The result of all these pitches? Strikeouts — and plenty of them. DeGrom averaged a career-high 11.16 strikeouts per nine innings, about one strikeout higher than his career average of 10.03 and well above the 2018 league mark of 8.53.
DeGrom finished the season fifth in strikeouts per nine. Gerrit Cole of the Astros led MLB with a 12.40 mark, while Nationals ace Max Scherzer, who finished second to deGrom in the Cy Young race, was second with 12.24.
Swinging strike percentage
DeGrom got a swinging strike 15.1 percent of the time, a career-high (compared to his 12.9 percent average) and nearly one-and-a-half times the 2018 league average of 10.7 percent. DeGrom tied for fourth in MLB in this category, but once again, he was outpaced by Scherzer, who had 16.2 percent.

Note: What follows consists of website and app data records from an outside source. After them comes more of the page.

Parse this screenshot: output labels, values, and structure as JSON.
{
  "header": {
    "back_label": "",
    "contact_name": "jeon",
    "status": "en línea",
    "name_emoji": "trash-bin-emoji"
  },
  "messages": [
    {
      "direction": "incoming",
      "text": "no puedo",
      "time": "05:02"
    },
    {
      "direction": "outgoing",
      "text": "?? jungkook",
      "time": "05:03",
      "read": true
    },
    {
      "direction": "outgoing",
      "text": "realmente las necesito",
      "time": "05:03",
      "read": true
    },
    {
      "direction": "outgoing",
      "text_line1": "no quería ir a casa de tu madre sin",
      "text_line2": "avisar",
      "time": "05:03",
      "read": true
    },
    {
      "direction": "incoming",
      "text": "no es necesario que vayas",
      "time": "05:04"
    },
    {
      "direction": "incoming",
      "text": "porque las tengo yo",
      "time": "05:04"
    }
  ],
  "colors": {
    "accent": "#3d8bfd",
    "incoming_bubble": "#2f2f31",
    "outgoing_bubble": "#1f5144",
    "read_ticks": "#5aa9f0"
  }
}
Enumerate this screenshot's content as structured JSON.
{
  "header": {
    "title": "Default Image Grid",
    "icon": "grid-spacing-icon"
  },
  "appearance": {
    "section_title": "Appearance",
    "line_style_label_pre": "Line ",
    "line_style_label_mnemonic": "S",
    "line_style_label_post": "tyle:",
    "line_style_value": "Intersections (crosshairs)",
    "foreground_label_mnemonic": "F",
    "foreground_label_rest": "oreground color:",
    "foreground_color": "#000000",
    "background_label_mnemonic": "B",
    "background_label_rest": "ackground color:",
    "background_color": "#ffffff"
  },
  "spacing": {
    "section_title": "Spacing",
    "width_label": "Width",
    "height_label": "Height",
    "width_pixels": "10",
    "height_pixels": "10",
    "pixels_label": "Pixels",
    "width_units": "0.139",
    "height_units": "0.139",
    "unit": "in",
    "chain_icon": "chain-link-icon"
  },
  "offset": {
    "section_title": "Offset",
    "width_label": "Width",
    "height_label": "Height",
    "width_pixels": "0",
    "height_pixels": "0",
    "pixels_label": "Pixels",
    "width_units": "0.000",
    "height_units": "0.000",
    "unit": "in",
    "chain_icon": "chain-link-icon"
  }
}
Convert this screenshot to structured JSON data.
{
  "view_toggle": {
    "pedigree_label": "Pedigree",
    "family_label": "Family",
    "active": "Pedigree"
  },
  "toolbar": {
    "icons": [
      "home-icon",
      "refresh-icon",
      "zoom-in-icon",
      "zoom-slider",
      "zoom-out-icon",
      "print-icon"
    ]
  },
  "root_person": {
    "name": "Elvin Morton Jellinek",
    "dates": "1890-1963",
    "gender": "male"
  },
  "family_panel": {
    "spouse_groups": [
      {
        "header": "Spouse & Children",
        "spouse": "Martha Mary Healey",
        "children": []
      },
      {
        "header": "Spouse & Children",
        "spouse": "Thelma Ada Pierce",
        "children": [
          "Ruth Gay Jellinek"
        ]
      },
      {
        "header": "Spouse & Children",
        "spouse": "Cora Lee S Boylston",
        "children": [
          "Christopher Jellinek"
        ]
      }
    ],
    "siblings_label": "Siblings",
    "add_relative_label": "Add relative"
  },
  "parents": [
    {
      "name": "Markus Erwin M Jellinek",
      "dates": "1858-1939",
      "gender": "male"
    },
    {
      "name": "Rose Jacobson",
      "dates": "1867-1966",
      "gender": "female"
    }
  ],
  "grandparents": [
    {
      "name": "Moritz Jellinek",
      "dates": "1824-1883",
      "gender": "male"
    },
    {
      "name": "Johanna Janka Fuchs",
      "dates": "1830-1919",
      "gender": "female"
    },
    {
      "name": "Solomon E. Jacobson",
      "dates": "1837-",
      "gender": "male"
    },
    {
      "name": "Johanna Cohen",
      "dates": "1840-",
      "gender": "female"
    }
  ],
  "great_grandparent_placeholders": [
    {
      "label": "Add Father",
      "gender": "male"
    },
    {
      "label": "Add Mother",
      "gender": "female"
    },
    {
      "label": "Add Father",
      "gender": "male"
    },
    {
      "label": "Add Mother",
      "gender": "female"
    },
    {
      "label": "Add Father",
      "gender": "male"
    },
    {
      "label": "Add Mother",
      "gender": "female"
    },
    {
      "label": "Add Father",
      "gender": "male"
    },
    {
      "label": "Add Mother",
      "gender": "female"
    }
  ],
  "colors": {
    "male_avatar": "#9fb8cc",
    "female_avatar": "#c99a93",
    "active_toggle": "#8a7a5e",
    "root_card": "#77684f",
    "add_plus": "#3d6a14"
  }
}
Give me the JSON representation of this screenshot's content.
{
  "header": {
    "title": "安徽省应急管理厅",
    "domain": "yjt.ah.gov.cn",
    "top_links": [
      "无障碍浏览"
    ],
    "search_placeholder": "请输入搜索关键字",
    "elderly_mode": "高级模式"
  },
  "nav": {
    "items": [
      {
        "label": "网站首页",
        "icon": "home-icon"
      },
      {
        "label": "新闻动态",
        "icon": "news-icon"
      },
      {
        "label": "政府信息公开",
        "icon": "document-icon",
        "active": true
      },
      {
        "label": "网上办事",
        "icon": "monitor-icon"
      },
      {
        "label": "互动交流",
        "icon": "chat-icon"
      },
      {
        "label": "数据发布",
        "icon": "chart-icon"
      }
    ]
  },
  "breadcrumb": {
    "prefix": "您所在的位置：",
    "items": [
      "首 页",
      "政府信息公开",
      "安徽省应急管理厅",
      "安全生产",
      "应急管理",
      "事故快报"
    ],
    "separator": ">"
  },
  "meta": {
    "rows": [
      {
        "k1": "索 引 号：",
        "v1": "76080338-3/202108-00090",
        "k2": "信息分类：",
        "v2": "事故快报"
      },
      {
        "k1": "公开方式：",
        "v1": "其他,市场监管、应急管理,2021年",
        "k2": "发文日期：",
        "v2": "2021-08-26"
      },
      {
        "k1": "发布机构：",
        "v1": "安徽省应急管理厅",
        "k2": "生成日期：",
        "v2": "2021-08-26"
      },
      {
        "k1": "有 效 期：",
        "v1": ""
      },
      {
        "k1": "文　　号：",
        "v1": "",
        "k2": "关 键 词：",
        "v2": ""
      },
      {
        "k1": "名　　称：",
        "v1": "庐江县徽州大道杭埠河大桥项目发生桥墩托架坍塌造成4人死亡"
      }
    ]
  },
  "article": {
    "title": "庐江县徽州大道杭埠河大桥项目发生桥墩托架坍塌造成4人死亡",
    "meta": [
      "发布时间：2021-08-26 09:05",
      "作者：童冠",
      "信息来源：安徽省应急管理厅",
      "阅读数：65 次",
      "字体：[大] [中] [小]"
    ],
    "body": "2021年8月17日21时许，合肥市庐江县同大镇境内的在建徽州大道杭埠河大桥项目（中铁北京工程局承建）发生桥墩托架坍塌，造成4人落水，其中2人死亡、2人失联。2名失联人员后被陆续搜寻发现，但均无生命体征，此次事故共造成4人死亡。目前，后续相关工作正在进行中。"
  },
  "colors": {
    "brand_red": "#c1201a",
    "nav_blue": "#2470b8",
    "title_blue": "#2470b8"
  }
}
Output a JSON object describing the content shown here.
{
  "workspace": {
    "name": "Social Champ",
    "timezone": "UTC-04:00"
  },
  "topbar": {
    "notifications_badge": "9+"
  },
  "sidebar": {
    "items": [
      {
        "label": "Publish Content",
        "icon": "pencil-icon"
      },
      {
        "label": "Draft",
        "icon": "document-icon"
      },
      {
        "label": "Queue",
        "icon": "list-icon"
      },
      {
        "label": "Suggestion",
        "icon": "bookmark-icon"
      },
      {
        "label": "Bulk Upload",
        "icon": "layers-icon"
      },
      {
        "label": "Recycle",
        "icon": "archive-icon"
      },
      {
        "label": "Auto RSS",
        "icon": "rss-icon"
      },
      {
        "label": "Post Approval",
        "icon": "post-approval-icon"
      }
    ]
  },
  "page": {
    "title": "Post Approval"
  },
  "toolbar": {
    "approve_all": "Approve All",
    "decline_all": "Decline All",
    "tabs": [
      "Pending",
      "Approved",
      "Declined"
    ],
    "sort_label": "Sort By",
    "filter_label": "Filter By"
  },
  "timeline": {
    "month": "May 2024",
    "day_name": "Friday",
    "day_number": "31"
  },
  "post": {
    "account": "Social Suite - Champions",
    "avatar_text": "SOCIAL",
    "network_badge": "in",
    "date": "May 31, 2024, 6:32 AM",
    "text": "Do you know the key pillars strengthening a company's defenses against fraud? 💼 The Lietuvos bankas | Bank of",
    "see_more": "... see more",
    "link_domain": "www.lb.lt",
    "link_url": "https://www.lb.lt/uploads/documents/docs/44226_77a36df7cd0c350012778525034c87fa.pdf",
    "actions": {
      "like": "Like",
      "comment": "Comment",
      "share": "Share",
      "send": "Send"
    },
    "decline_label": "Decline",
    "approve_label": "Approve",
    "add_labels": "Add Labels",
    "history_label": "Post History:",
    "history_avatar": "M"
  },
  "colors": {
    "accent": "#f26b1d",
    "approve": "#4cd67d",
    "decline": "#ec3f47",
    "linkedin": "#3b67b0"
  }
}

First-pitch strike percentage
DeGrom got a first-pitch strike — be it swinging or called — 66.5 percent of the time, which ranked seventh in baseball. That was well above the league average of 60.6. Scherzer was 10th at 65.7 percent, while fellow Cy Young finalist Aaron Nola was second with 69.4 percent (trailing only Miles Mikolas of the Cardinals at 70.8 percent).
O-Swing% (Outside swing percentage)
DeGrom was able to get batters to swing at pitches thrown outside of the zone. He did so at a rate of 37.9 percent, which ranked second in baseball — just one-tenth of a percentage behind Patrick Corbin of the Diamondbacks. (Scherzer was sixth at 35.8 percent.) It also was a career-high for deGrom, who averages 34.0 percent of swinging strikes outside of the strike zone.
Total swing percentage
In total, batters swung at 51.7 percent of deGrom's pitches, tied with 2015 for his career-high. He finished third in baseball in this category, well above the 46.6 percent league average. Only Mikolas (52.1) and Scherzer (52.0) got batters to chase more often.
When opposing batters swung against deGrom, they made contact far fewer than they did off him in previous seasons, or against other pitchers in 2018. They did so at a clip of 70.8 percent, 6.2 percentage points below the league average and 3.4 points below deGrom's career average. DeGrom was sixth in the league in this category, with Scherzer third at 69.0 percent. (Blake Snell of the Rays led baseball with a 66.6 contact percentage.)
Z-Swing% (percentage of contact made on pitches thrown inside the strike zone)
Most of this was because deGrom was able to get batters to swing and miss at his offerings in the strike zone. Opposing hitters made contact with pitches he threw inside the strike zone 79.7 percent of the time, tied with 2017 for his career low and well below his 82.3 career average. DeGrom far surpassed the 88.5 league average for 2018, ranking third in baseball in this category. Scherzer was first at 77.5, with Justin Verlander of the Astros second at 79.4.